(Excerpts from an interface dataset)

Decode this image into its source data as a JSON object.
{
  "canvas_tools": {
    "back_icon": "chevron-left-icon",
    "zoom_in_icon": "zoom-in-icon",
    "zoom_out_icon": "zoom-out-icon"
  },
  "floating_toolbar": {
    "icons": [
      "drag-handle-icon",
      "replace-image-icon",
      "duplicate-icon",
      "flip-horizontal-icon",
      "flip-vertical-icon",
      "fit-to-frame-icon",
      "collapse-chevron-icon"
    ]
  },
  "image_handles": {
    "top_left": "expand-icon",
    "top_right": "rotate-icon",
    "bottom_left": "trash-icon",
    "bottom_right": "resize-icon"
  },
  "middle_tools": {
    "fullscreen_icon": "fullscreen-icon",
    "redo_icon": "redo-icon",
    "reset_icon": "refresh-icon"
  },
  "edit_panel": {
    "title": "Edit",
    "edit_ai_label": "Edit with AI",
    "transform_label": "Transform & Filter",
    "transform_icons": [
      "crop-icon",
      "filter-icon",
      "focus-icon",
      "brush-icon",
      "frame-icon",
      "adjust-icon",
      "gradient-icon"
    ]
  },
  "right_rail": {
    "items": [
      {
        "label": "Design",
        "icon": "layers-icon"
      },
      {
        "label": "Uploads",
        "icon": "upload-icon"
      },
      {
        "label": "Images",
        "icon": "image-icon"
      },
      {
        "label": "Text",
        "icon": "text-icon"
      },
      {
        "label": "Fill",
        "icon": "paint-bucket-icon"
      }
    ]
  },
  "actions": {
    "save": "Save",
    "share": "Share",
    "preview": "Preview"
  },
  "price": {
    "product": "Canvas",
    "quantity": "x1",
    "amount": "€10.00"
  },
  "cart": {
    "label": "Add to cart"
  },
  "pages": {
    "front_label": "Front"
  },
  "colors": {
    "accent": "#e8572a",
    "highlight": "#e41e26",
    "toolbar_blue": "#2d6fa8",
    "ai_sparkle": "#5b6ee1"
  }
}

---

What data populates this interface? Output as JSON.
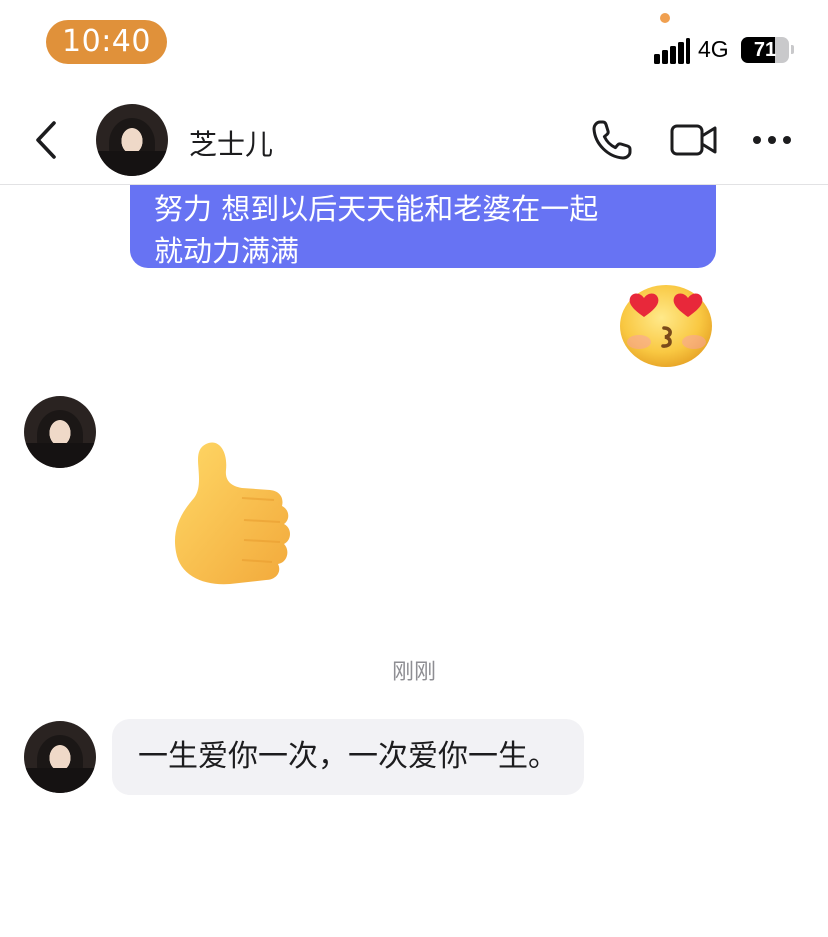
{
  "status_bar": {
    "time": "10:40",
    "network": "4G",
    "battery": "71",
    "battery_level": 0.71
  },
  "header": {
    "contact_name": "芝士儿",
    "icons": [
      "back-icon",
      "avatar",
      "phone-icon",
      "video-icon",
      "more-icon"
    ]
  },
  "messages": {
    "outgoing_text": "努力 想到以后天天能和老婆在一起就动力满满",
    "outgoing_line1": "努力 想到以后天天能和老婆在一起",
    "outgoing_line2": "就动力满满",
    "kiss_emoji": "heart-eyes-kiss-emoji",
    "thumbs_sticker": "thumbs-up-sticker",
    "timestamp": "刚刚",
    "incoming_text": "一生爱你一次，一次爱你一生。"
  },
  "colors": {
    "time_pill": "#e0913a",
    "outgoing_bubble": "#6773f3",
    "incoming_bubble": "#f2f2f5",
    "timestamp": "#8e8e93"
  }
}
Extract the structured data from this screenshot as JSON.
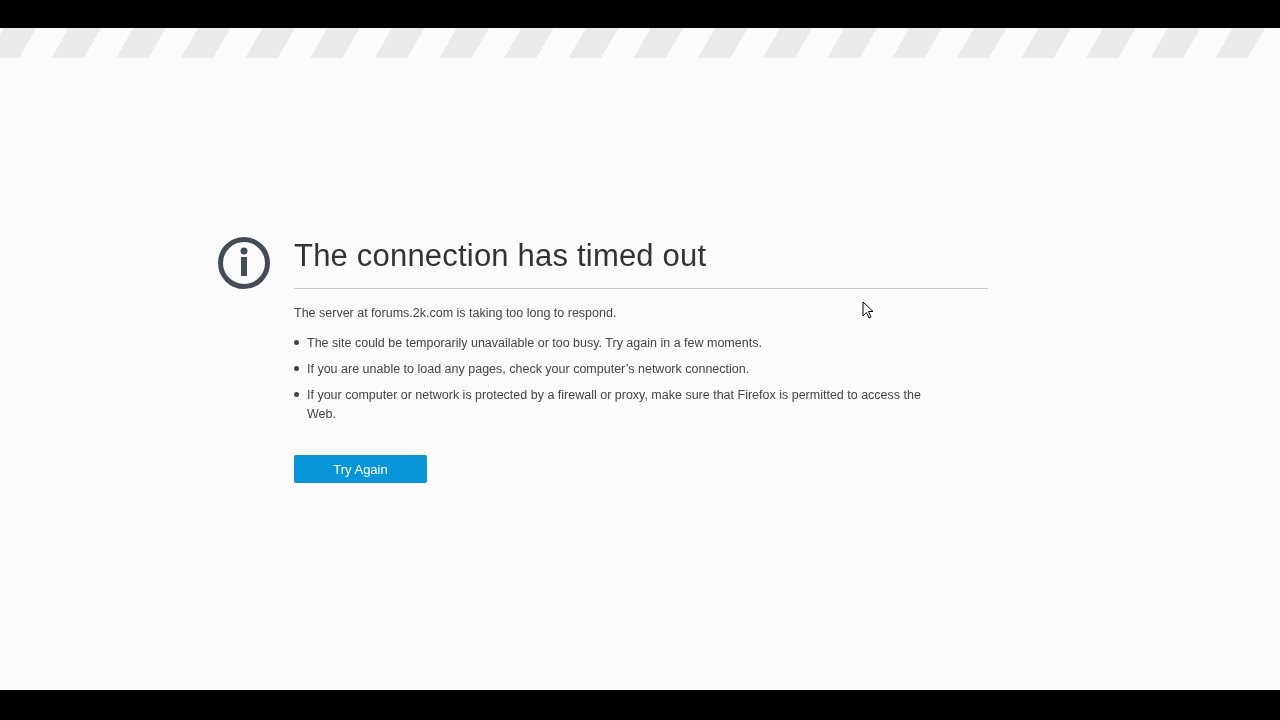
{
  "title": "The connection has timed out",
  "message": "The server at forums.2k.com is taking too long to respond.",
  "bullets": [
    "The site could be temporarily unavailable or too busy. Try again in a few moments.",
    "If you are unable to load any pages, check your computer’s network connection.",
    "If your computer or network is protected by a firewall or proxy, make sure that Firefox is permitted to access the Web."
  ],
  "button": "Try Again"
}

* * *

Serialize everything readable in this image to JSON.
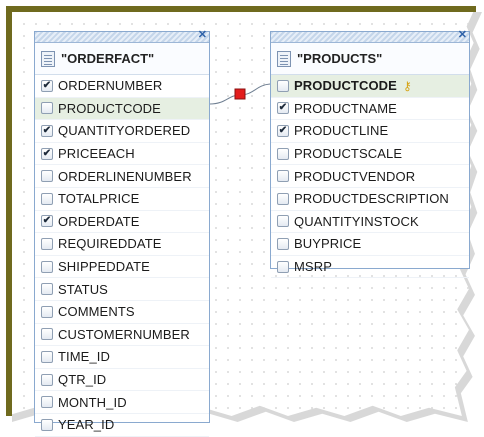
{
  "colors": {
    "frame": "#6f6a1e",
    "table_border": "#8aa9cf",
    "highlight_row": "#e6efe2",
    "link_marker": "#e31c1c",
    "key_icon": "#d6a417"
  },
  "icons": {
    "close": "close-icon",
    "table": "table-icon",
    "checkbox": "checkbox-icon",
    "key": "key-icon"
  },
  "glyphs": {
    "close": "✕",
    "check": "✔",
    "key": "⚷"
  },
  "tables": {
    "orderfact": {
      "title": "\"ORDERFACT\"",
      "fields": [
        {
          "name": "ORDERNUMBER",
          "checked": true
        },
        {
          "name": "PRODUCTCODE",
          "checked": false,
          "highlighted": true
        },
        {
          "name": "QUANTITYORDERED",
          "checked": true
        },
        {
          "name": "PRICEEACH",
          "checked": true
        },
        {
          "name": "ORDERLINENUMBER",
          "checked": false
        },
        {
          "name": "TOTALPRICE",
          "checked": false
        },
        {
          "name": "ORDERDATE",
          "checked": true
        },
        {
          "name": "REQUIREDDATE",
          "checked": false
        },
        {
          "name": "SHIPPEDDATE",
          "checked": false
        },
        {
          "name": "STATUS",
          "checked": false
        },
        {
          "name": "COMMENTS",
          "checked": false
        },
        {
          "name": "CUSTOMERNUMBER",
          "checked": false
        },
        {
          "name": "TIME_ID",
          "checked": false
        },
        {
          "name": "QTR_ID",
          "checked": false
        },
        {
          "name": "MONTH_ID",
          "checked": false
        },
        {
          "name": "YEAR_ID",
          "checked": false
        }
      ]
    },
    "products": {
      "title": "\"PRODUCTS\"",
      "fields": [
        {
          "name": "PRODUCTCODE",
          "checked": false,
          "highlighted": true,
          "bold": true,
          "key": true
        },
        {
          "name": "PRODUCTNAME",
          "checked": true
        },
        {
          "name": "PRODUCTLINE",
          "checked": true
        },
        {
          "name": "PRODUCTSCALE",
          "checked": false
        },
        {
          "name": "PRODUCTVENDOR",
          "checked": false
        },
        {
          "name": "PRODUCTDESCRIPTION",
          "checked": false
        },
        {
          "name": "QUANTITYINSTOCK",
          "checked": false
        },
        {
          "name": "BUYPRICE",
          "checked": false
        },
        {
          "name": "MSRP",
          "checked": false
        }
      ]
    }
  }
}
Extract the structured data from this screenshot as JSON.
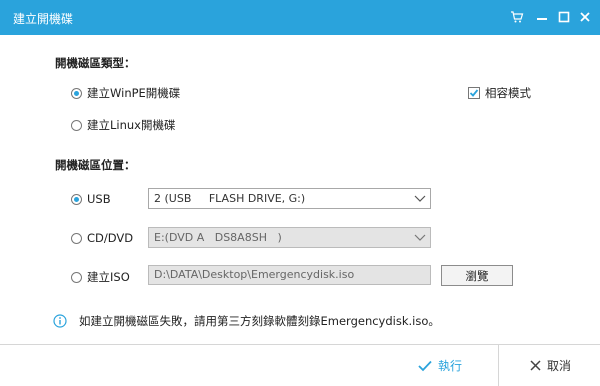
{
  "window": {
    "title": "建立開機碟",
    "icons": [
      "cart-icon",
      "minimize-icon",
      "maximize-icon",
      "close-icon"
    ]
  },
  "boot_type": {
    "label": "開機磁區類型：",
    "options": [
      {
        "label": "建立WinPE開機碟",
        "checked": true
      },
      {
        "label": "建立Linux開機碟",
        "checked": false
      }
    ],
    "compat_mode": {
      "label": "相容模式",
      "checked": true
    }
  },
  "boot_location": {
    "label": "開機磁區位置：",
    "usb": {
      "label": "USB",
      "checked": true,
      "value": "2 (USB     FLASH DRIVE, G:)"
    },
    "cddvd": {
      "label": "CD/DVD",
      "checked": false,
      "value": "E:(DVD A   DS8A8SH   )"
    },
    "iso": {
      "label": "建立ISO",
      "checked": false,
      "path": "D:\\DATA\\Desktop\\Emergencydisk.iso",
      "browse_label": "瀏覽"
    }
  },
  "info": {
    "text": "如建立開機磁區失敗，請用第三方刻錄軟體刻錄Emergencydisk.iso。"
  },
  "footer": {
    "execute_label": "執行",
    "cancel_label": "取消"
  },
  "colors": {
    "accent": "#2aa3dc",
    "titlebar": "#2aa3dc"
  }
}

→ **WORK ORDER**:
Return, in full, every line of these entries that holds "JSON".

→ **TASK OUTPUT**:
Decode this image into its source data as a JSON object.
What data populates this interface? Output as JSON.
Extract the structured data from this screenshot as JSON.
Serialize everything readable in this image to JSON.
Extract the structured data from this screenshot as JSON.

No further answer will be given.